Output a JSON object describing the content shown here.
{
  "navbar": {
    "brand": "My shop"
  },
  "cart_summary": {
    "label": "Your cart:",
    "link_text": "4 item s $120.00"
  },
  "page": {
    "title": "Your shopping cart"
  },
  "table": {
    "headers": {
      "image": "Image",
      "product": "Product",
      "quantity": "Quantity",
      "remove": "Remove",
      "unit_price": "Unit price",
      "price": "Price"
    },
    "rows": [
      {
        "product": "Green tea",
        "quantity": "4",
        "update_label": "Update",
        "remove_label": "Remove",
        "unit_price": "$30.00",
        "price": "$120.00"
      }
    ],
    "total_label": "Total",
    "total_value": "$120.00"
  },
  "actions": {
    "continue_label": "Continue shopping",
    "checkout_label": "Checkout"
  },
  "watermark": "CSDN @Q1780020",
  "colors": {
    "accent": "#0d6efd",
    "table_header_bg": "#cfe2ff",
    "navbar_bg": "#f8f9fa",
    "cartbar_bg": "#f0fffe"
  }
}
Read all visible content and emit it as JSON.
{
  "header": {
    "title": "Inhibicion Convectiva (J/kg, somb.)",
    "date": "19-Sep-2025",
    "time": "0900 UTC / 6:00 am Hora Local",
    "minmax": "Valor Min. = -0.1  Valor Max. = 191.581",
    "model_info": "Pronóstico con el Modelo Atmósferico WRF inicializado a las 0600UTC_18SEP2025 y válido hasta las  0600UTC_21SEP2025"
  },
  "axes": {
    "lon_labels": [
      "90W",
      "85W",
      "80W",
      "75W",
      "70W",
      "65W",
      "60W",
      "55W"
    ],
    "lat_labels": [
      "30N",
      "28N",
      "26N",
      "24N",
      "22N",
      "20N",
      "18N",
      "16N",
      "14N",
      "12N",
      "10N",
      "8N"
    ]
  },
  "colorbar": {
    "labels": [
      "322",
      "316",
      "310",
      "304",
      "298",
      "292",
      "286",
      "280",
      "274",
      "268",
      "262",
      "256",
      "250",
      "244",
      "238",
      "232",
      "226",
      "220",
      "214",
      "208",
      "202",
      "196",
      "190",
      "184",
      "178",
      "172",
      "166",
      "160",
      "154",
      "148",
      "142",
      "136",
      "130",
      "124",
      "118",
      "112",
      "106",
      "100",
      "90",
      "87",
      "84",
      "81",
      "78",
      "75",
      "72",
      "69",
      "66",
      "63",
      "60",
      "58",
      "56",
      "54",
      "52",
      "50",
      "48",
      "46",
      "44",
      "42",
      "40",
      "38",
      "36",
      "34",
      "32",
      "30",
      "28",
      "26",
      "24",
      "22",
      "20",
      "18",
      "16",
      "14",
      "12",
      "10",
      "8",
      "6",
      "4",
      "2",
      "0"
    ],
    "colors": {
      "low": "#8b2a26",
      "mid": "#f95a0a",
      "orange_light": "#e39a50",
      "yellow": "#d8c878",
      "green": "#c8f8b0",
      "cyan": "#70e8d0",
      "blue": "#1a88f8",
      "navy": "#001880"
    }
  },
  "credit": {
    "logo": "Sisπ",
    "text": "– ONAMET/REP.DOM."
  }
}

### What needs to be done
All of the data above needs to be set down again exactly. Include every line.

### Written response
Output a JSON object describing the content shown here.
{
  "navbar": {
    "brand": "My shop"
  },
  "cart_summary": {
    "label": "Your cart:",
    "link_text": "4 item s $120.00"
  },
  "page": {
    "title": "Your shopping cart"
  },
  "table": {
    "headers": {
      "image": "Image",
      "product": "Product",
      "quantity": "Quantity",
      "remove": "Remove",
      "unit_price": "Unit price",
      "price": "Price"
    },
    "rows": [
      {
        "product": "Green tea",
        "quantity": "4",
        "update_label": "Update",
        "remove_label": "Remove",
        "unit_price": "$30.00",
        "price": "$120.00"
      }
    ],
    "total_label": "Total",
    "total_value": "$120.00"
  },
  "actions": {
    "continue_label": "Continue shopping",
    "checkout_label": "Checkout"
  },
  "watermark": "CSDN @Q1780020",
  "colors": {
    "accent": "#0d6efd",
    "table_header_bg": "#cfe2ff",
    "navbar_bg": "#f8f9fa",
    "cartbar_bg": "#f0fffe"
  }
}
Read all visible content and emit it as JSON.
{
  "header": {
    "title": "Inhibicion Convectiva (J/kg, somb.)",
    "date": "19-Sep-2025",
    "time": "0900 UTC / 6:00 am Hora Local",
    "minmax": "Valor Min. = -0.1  Valor Max. = 191.581",
    "model_info": "Pronóstico con el Modelo Atmósferico WRF inicializado a las 0600UTC_18SEP2025 y válido hasta las  0600UTC_21SEP2025"
  },
  "axes": {
    "lon_labels": [
      "90W",
      "85W",
      "80W",
      "75W",
      "70W",
      "65W",
      "60W",
      "55W"
    ],
    "lat_labels": [
      "30N",
      "28N",
      "26N",
      "24N",
      "22N",
      "20N",
      "18N",
      "16N",
      "14N",
      "12N",
      "10N",
      "8N"
    ]
  },
  "colorbar": {
    "labels": [
      "322",
      "316",
      "310",
      "304",
      "298",
      "292",
      "286",
      "280",
      "274",
      "268",
      "262",
      "256",
      "250",
      "244",
      "238",
      "232",
      "226",
      "220",
      "214",
      "208",
      "202",
      "196",
      "190",
      "184",
      "178",
      "172",
      "166",
      "160",
      "154",
      "148",
      "142",
      "136",
      "130",
      "124",
      "118",
      "112",
      "106",
      "100",
      "90",
      "87",
      "84",
      "81",
      "78",
      "75",
      "72",
      "69",
      "66",
      "63",
      "60",
      "58",
      "56",
      "54",
      "52",
      "50",
      "48",
      "46",
      "44",
      "42",
      "40",
      "38",
      "36",
      "34",
      "32",
      "30",
      "28",
      "26",
      "24",
      "22",
      "20",
      "18",
      "16",
      "14",
      "12",
      "10",
      "8",
      "6",
      "4",
      "2",
      "0"
    ],
    "colors": {
      "low": "#8b2a26",
      "mid": "#f95a0a",
      "orange_light": "#e39a50",
      "yellow": "#d8c878",
      "green": "#c8f8b0",
      "cyan": "#70e8d0",
      "blue": "#1a88f8",
      "navy": "#001880"
    }
  },
  "credit": {
    "logo": "Sisπ",
    "text": "– ONAMET/REP.DOM."
  }
}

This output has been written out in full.